▸ Records excerpted from a collection
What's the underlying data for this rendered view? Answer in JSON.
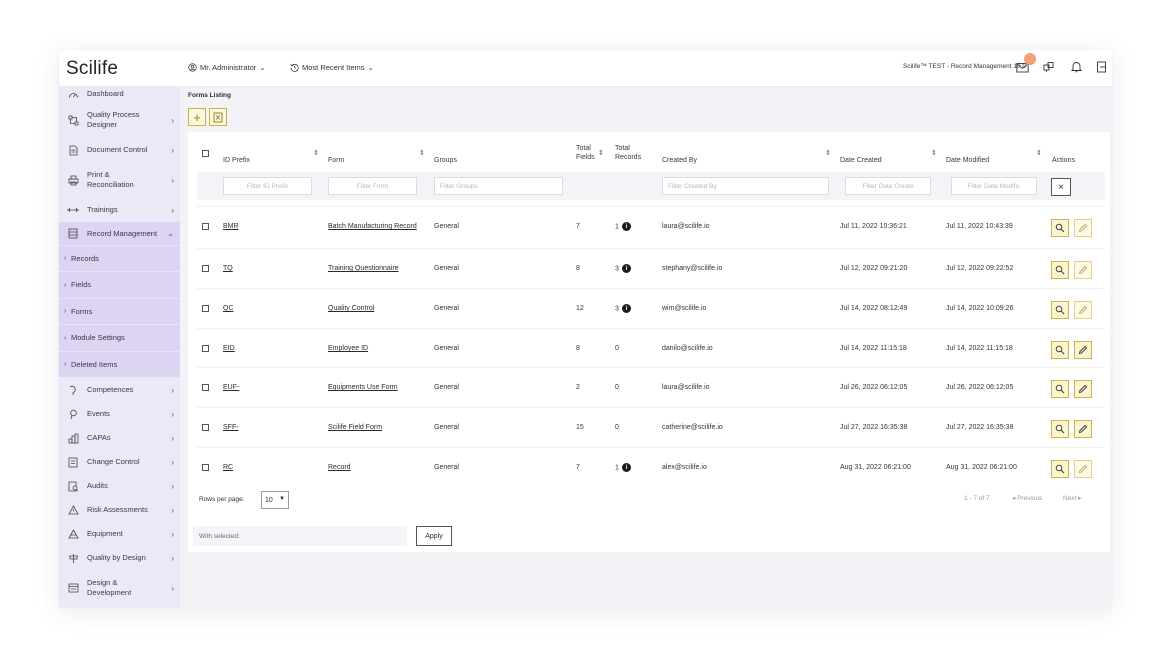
{
  "app": {
    "logo": "Scilife",
    "user_menu": "Mr. Administrator",
    "recent_menu": "Most Recent Items",
    "context": "Scilife™ TEST - Record Management 10.0"
  },
  "sidebar": {
    "items": [
      {
        "label": "Dashboard",
        "icon": "dashboard-icon"
      },
      {
        "label": "Quality Process Designer",
        "icon": "process-icon"
      },
      {
        "label": "Document Control",
        "icon": "document-icon"
      },
      {
        "label": "Print & Reconciliation",
        "icon": "print-icon"
      },
      {
        "label": "Trainings",
        "icon": "training-icon"
      },
      {
        "label": "Record Management",
        "icon": "record-icon"
      },
      {
        "label": "Competences",
        "icon": "competence-icon"
      },
      {
        "label": "Events",
        "icon": "event-icon"
      },
      {
        "label": "CAPAs",
        "icon": "capa-icon"
      },
      {
        "label": "Change Control",
        "icon": "change-icon"
      },
      {
        "label": "Audits",
        "icon": "audit-icon"
      },
      {
        "label": "Risk Assessments",
        "icon": "risk-icon"
      },
      {
        "label": "Equipment",
        "icon": "equipment-icon"
      },
      {
        "label": "Quality by Design",
        "icon": "quality-design-icon"
      },
      {
        "label": "Design & Development",
        "icon": "design-dev-icon"
      }
    ],
    "subitems": [
      "Records",
      "Fields",
      "Forms",
      "Module Settings",
      "Deleted Items"
    ]
  },
  "page": {
    "title": "Forms Listing"
  },
  "table": {
    "columns": {
      "id_prefix": "ID Prefix",
      "form": "Form",
      "groups": "Groups",
      "total_fields": "Total Fields",
      "total_records": "Total Records",
      "created_by": "Created By",
      "date_created": "Date Created",
      "date_modified": "Date Modified",
      "actions": "Actions"
    },
    "filters": {
      "id_prefix": "Filter ID Prefix",
      "form": "Filter Form",
      "groups": "Filter Groups",
      "created_by": "Filter Created By",
      "date_created": "Filter Date Create",
      "date_modified": "Filter Date Modific"
    },
    "rows": [
      {
        "id": "BMR",
        "form": "Batch Manufacturing Record",
        "group": "General",
        "fields": "7",
        "records": "1",
        "info": true,
        "created_by": "laura@scilife.io",
        "created": "Jul 11, 2022 10:36:21",
        "modified": "Jul 11, 2022 10:43:39"
      },
      {
        "id": "TQ",
        "form": "Training Questionnaire",
        "group": "General",
        "fields": "8",
        "records": "3",
        "info": true,
        "created_by": "stephany@scilife.io",
        "created": "Jul 12, 2022 09:21:20",
        "modified": "Jul 12, 2022 09:22:52"
      },
      {
        "id": "QC",
        "form": "Quality Control",
        "group": "General",
        "fields": "12",
        "records": "3",
        "info": true,
        "created_by": "wim@scilife.io",
        "created": "Jul 14, 2022 08:12:49",
        "modified": "Jul 14, 2022 10:09:26"
      },
      {
        "id": "EID",
        "form": "Employee ID",
        "group": "General",
        "fields": "8",
        "records": "0",
        "info": false,
        "created_by": "danilo@scilife.io",
        "created": "Jul 14, 2022 11:15:18",
        "modified": "Jul 14, 2022 11:15:18"
      },
      {
        "id": "EUF-",
        "form": "Equipments Use Form",
        "group": "General",
        "fields": "2",
        "records": "0",
        "info": false,
        "created_by": "laura@scilife.io",
        "created": "Jul 26, 2022 06:12:05",
        "modified": "Jul 26, 2022 06:12:05"
      },
      {
        "id": "SFF-",
        "form": "Scilife Field Form",
        "group": "General",
        "fields": "15",
        "records": "0",
        "info": false,
        "created_by": "catherine@scilife.io",
        "created": "Jul 27, 2022 16:35:38",
        "modified": "Jul 27, 2022 16:35:38"
      },
      {
        "id": "RC",
        "form": "Record",
        "group": "General",
        "fields": "7",
        "records": "1",
        "info": true,
        "created_by": "alex@scilife.io",
        "created": "Aug 31, 2022 06:21:00",
        "modified": "Aug 31, 2022 06:21:00"
      }
    ]
  },
  "pagination": {
    "rows_per_page_label": "Rows per page:",
    "rows_per_page": "10",
    "range": "1 - 7 of 7",
    "previous": "Previous",
    "next": "Next"
  },
  "bulk": {
    "placeholder": "With selected:",
    "apply": "Apply"
  },
  "colors": {
    "sidebar_bg": "#ece9f7",
    "sidebar_active": "#ddd3f3",
    "action_border": "#c9b44d",
    "action_bg": "#fbf4cf",
    "badge": "#f3a07a"
  }
}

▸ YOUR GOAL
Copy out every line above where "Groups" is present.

▸ ANSWER TO THIS PROBLEM
      "groups": "Groups",
      "groups": "Filter Groups",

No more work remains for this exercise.